What To Do Now With Apple

| About: Apple Inc. (AAPL)


Stock split likely pushed Apple to near all-time highs.

Apple still lacks a leap forward in innovation.

Still, stock has more upside based on multiple expansion.

After the stock split and a surge toward record highs and a double top around $95, the big question now is whether Apple (NASDAQ:AAPL) offers investors any value. The stock has surged over the last year without the company providing much in the way of innovation, potentially eliminating future outsized gains.

Apple continues to offer a lot of promises surrounding future innovation whether with wearables, home controls or even new phones and tablets. With a $556 billion market cap, the company will need to produce something significant to drive the stock higher. Due to its mega size, even the recent Beats purchase at $3 billion isn't very material to its future.

Stock Split Benefits

For a long time, our thought has been that Apple needed to complete a stock split in order to make it more accessible for the average investor and just generally make the stock easier to trade by small investors. With the stock trading at a very low valuation multiple for years now, it only made sense to eliminate this potential constraining factor from the market. The 7-for-1 split that went into effect on June 9 dropped the stock down to just above $90, clearly achieving the goal of lowering the price to normal trading levels.

The stock has surged since trading at around $75 when the original announcement of the stock split took place along with the better than expected Q2 results. Though most detractors will state that a stock split does nothing for economic value of a stock (true from a fundamental point of view that ownership position and retained earnings amount to the same), the mental aspect should've been discounted. With Apple continuously trading at a sub-market earnings multiple, the $600-plus stock price shouldn't be discounted as a contributing factor to that issue.

Still Lacking The Leap Forward In Innovation

The recent Worldwide Developers Conference again brought limited leaps forward in innovation. Apple delivered more advances in operating systems for both mobile and desktops, including the new Swift programming language that excited developers, yet nothing that would drive any significant advances in revenues and profits. Especially nothing that is material to the extent of at least $20 billion in annual revenues that Apple needs to move the needle on a forecasted revenue base of over $180 billion.

On top of normal innovation steps, the company continues to face stiff competition in Asia with Samsung (OTC:SSNLF) and now Xiaomi attracting Chinese customers. Read about the Xiaomi threat to Apple here.

Another problem is that Apple is clearly late to the phablet market. At this point, a larger screen iPhone on release schedule for later this year isn't likely to make a huge dent in the Asian markets if consumers can't afford an Apple product or they've already purchased a device made by an Asian based company.

Valuation Remains The Key
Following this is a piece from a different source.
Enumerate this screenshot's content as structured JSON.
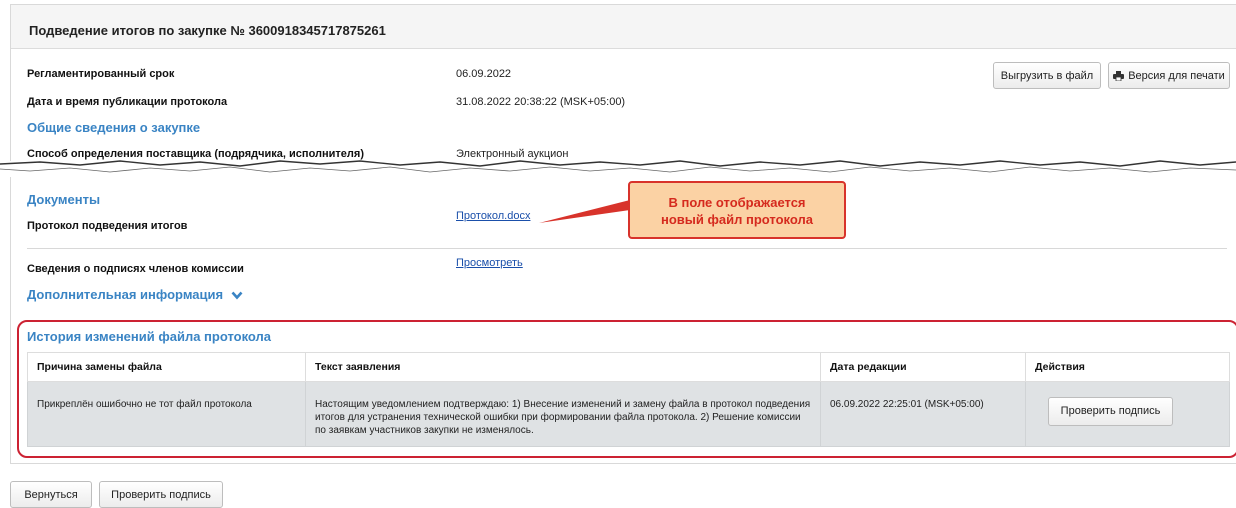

The valuation aspect is where Apple remains the most intriguing. The stock trades at roughly 14x forward earnings and when removing roughly $150 billion in cash, the company trades with an enterprise market of a meager 10x forward earnings.

With that cash load, the stock now offers a 2% dividend and, combined with a huge stock buyback program, is now a top Net Payout Yields stock. Of course, the stock surge from $55 around this time last year to over $90 will decrease the impact of any similar capital return programs going forward.

Analysts forecast solid revenue growth in the 6% to 7% range for the next couple of years that won't inspire huge gains in the stock price. The main benefit the stock has going for it is that it trades at an attractive valuation compared to the market.


With Apple only making a few innovations and with the recent gains on the back of the stock split, the stock probably has more normalized upside going forward. It's still possible that Apple moves up another 20% to 30% based on multiple expansion, but in general the massive size and limited innovation tend to suggest the stock is more likely to move in lockstep with earnings growth in the 10% to 15% range on an annualized basis.

Disclosure: The author is long AAPL. The author wrote this article themselves, and it expresses their own opinions. The author is not receiving compensation for it (other than from Seeking Alpha). The author has no business relationship with any company whose stock is mentioned in this article.

Additional disclosure: The information contained herein is for informational purposes only. Nothing in this article should be taken as a solicitation to purchase or sell securities. Before buying or selling any stock you should do your own research and reach your own conclusion or consult a financial advisor. Investing includes risks, including loss of principal.